All of our animals are unique and special to Scars Farm. You can read about each animal and their story here. You can also support them with a sponsorship that helps cover the costs of food, bedding, medical care, and more. Every little bit counts.
Coco was born on a commercial dairy farm and was sent away from her mom when she was only seven days old because she didn’t quite fit the criteria to stay on the farm. She lived on another farm for a very short time and then came to Scars Farm her ‘forever home,’ Coco was very tiny when she arrived. It took her a while to gain weight, but she has become a feisty, mischievous little cow and has actually become the ‘heard leader!’
Brownie joined our farm family when she was a month old. She had become very ill soon after she was born and couldn’t leave her mother right away. When she arrived at Scars Farm, she was thrilled to find herself in a place filled with so much food, water, fields of grass, other animals to play with and – most of all – our boundless love.
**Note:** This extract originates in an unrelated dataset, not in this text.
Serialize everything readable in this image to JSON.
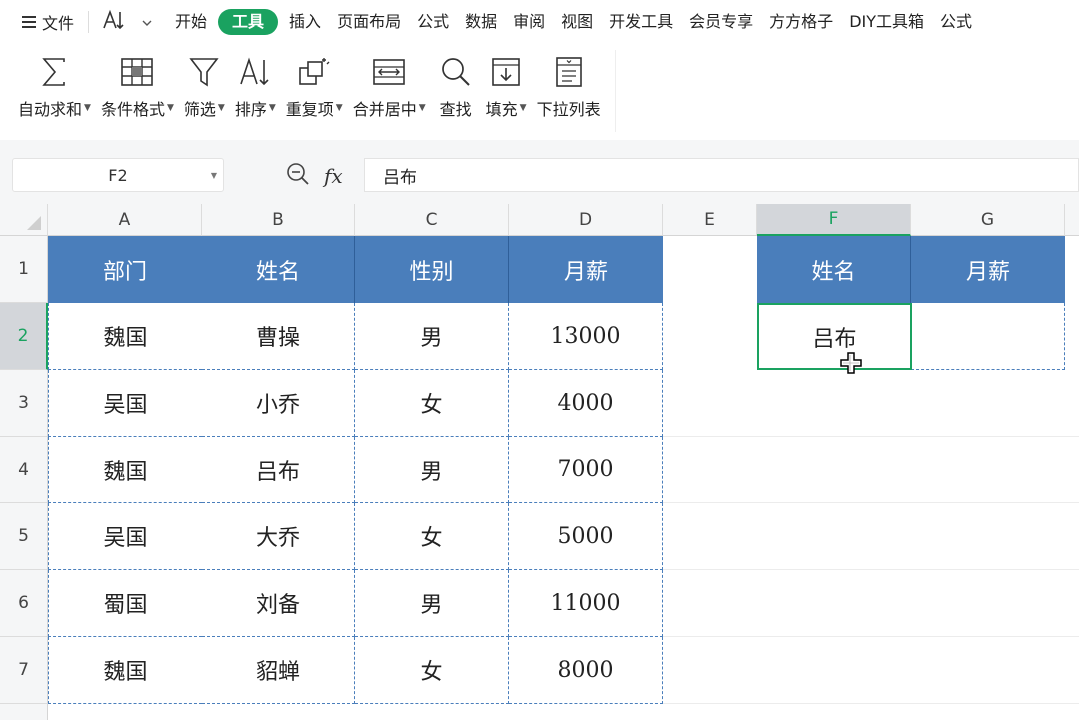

Wilma and Betty are sisters and were ‘rescued’ together. As donkeys, they are natural ‘protectors’ and work hard to keep the young animals safe from predators. They had never slept in a stall before when they came to us, and it took a while for them to get used to falling asleep inside a shelter – but they now love it (especially when it rains)! To our surprise, they were both pregnant when they came to Scars Farm. Wilma’s baby (Pebbles) survived, but unfortunately, Betty’s baby (Bamm-Bamm) didn’t. Betty was inconsolable in the beginning but she soon started showering her love on Pebble.
Pebbles was the very first animal to be actually born on Scars Farm. Coco, Cleo and Brownie play with her constantly even though Pebbles is a donkey and they are cows. Soon she will be big enough to be a ‘protector’ just like her mom (Wilma) and her aunt (Betty). She loves humans and will follow them around on tours hoping for treats!
Peanut and Chewie are Miniature Jerseys (tiny cows bred for small farms). They were only 7 days old when they came to Scars Farm. Because Chewie had a little bit of an overbite, she had trouble drinking milk at the beginning, but she soon compensated for that and is now thriving! Peanut and Chewie were too small to play with the other animals when they first came and could only wistfully interact with them through a fence. But they now joyfully mingle with the others and are loved by everyone!
Cleo is inquisitive and mischievous – sometimes she gets into trouble with her pal Coco, but her antics make life interesting for all of us and certainly keeps us on our toes! She once ate a plant that made her super-sensitive to the sun and had to remain in a stall away from the sunlight to avoid welts. We took turns keeping her company so she wouldn’t get lonely. She is healthy now but still wants lots of attention – and we love giving it to her!
Chief is a blind appaloosa horse donated to us under the condition that he would live the rest of his life at our sanctuary. We were delighted and didn’t hesitate to say ‘absolutely!’ We treasure his special presence every day. He may be blind, but he is alert, hears everything that is going on around him and shows his gratitude and affection in his own special way.
Hope is a quarter horse who belonged to the same owner who cared for Chief. Her facial bones and teeth were damaged when she was younger, we don’t notice that at all. She is just our beautiful ‘Hope,’ sweet gentle and thankful to be a member of our family. Her name is a symbol of the feeling we want to instill in every member of our animal family!
Missy was one of the tiniest members of our farm family when she joined us at Scars Farm. Even today she is quiet and a little shy – until she starts to play with the other animals. Then she sheds her bashfulness and romps and rolls in the meadow like the others. It warms our heart when we see how much she enjoys living with us! We are so blessed to have her.
Our virtual tours have become a treasured experience! Be prepared to be inspired, educated, enthralled and simply thrilled to observe the activities that take place on our farm, our animal sanctuary, and our sustainable food forest.
Scars Farm is able to be operationally sustainable through the generosity of our visitors and donors. Scheduling virtual meetings with our sanctuary animals is a great way to help support us!